━━━━━ EXERCISE DATA

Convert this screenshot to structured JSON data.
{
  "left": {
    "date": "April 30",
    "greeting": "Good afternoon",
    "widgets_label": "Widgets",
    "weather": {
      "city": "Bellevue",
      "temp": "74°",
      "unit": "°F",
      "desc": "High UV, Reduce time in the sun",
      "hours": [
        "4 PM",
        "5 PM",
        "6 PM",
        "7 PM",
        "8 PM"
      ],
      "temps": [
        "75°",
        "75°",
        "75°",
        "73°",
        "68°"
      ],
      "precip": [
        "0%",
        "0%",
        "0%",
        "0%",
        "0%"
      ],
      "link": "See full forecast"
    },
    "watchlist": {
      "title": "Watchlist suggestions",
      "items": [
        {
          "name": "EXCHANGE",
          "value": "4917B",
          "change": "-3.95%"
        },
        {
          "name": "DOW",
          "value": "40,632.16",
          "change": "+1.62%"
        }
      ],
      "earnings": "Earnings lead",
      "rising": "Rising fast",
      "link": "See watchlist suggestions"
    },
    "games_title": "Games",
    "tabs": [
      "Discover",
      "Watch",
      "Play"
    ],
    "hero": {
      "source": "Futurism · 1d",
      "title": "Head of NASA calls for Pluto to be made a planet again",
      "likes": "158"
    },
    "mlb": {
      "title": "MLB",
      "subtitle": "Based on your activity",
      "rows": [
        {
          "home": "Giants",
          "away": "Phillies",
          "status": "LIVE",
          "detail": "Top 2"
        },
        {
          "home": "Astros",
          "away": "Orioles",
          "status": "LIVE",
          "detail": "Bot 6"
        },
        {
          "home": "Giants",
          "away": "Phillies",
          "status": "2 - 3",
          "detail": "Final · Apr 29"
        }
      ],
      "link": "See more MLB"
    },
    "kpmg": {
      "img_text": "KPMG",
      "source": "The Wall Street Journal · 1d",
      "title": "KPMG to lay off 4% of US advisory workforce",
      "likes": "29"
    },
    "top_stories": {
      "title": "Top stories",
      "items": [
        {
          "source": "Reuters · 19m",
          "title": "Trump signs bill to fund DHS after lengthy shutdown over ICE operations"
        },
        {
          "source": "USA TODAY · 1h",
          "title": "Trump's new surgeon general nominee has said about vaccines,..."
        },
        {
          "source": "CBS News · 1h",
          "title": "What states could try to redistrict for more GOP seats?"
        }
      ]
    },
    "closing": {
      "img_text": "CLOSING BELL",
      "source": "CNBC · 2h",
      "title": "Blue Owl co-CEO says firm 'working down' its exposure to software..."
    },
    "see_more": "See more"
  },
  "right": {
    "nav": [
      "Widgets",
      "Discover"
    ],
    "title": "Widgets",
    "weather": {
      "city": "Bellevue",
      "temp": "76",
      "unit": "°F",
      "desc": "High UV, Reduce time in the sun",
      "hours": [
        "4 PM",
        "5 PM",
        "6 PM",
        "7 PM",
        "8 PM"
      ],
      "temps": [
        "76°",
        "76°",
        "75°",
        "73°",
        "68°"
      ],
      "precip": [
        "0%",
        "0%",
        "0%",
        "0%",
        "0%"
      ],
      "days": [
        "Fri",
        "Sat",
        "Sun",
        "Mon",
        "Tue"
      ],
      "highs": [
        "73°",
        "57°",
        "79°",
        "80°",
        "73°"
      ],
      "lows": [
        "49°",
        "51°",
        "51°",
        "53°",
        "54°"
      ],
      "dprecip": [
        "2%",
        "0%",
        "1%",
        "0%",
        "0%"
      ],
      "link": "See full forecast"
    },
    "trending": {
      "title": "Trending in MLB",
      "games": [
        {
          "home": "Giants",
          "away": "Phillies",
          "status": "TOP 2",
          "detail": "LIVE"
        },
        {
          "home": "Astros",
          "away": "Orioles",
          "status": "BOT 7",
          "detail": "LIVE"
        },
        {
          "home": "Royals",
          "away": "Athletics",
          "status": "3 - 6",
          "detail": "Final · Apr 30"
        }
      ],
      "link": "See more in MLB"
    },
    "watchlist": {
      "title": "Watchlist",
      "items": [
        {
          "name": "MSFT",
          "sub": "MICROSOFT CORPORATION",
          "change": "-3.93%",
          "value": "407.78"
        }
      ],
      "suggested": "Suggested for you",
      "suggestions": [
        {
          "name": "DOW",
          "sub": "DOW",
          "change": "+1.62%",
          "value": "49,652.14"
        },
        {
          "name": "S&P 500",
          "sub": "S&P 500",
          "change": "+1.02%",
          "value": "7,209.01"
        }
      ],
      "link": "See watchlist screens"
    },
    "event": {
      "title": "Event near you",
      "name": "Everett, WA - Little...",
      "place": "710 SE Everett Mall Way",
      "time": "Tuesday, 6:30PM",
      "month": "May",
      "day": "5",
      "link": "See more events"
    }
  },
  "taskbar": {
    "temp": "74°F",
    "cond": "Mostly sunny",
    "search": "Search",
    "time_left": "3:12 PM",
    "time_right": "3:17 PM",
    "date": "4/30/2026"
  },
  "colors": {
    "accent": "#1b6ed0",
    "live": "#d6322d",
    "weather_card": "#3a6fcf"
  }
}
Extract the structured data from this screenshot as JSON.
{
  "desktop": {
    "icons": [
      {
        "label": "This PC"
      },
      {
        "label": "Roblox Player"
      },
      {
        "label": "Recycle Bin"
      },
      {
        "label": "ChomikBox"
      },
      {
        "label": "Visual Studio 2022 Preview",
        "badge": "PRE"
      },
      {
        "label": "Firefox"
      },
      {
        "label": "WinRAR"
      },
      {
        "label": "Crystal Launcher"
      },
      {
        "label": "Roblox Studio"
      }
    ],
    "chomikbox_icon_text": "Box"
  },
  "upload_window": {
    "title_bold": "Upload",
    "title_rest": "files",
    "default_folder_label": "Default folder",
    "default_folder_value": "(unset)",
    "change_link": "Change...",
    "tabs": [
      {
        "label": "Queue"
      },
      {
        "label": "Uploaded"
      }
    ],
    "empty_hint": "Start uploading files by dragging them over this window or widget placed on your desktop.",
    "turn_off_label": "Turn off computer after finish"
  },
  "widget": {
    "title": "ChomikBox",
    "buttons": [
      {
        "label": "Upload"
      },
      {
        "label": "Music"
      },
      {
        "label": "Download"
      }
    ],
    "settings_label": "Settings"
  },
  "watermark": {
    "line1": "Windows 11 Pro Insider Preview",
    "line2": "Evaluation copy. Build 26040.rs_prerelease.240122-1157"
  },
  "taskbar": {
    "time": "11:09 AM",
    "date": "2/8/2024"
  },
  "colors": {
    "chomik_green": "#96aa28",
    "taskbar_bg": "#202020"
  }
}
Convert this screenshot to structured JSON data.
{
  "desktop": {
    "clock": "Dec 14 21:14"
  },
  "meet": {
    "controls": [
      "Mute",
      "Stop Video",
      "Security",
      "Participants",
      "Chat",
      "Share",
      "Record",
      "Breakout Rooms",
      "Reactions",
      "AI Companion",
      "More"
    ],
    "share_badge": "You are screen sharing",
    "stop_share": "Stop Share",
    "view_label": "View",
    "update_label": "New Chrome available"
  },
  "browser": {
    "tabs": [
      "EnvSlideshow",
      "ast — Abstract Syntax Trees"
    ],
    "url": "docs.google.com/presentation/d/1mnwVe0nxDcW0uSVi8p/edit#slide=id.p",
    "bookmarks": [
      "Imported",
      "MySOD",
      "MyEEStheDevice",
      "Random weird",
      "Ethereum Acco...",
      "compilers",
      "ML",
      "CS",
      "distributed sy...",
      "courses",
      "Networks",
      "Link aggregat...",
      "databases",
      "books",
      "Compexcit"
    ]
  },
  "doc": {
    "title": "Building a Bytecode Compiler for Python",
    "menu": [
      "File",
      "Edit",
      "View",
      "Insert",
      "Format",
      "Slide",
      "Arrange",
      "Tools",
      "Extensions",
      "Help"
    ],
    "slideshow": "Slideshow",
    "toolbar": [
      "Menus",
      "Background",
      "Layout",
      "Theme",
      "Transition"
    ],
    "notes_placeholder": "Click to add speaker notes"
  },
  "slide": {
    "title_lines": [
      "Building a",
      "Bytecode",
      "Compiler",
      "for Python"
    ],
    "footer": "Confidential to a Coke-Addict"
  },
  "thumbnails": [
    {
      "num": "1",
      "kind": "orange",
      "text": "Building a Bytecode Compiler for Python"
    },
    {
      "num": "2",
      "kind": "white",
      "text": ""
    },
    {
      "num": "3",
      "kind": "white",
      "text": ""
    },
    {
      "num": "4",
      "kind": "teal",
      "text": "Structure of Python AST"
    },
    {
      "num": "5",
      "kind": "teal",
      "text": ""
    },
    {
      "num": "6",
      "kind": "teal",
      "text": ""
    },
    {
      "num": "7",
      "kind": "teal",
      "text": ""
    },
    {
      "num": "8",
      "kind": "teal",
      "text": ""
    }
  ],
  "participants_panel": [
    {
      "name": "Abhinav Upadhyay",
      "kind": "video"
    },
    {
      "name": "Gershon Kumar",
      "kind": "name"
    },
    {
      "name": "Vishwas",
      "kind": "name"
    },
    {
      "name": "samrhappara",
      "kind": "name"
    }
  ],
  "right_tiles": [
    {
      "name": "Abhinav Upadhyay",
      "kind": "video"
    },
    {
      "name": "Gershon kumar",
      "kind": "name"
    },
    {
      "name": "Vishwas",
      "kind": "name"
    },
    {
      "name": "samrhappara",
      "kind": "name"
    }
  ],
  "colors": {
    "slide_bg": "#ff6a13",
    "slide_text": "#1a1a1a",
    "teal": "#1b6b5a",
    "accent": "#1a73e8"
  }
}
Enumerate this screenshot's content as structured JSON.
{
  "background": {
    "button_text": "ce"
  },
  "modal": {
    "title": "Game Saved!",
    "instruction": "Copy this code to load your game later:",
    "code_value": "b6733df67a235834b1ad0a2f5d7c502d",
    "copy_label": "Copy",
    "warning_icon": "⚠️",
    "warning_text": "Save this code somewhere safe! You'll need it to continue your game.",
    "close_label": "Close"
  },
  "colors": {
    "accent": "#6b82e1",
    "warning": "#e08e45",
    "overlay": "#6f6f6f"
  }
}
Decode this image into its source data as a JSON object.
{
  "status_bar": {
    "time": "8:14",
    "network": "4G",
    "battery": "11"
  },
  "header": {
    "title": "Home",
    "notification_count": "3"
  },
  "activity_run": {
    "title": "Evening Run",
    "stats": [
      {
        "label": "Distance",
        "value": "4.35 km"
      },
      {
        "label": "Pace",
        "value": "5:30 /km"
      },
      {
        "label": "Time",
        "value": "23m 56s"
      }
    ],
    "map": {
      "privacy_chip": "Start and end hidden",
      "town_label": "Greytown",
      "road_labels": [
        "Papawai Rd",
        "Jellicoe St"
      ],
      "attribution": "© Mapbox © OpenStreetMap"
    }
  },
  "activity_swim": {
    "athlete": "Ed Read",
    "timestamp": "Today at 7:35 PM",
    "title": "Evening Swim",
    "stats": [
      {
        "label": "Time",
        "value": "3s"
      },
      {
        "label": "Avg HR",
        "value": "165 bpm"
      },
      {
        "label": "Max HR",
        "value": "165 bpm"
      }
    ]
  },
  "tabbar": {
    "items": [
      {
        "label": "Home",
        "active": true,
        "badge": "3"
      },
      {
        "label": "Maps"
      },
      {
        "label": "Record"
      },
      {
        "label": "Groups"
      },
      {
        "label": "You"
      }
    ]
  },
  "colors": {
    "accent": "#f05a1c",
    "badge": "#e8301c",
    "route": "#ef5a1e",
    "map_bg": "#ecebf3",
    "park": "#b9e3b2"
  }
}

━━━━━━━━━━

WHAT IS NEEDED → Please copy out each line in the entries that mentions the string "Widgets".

RESPONSE AREA →
    "widgets_label": "Widgets",
      "Widgets",
    "title": "Widgets",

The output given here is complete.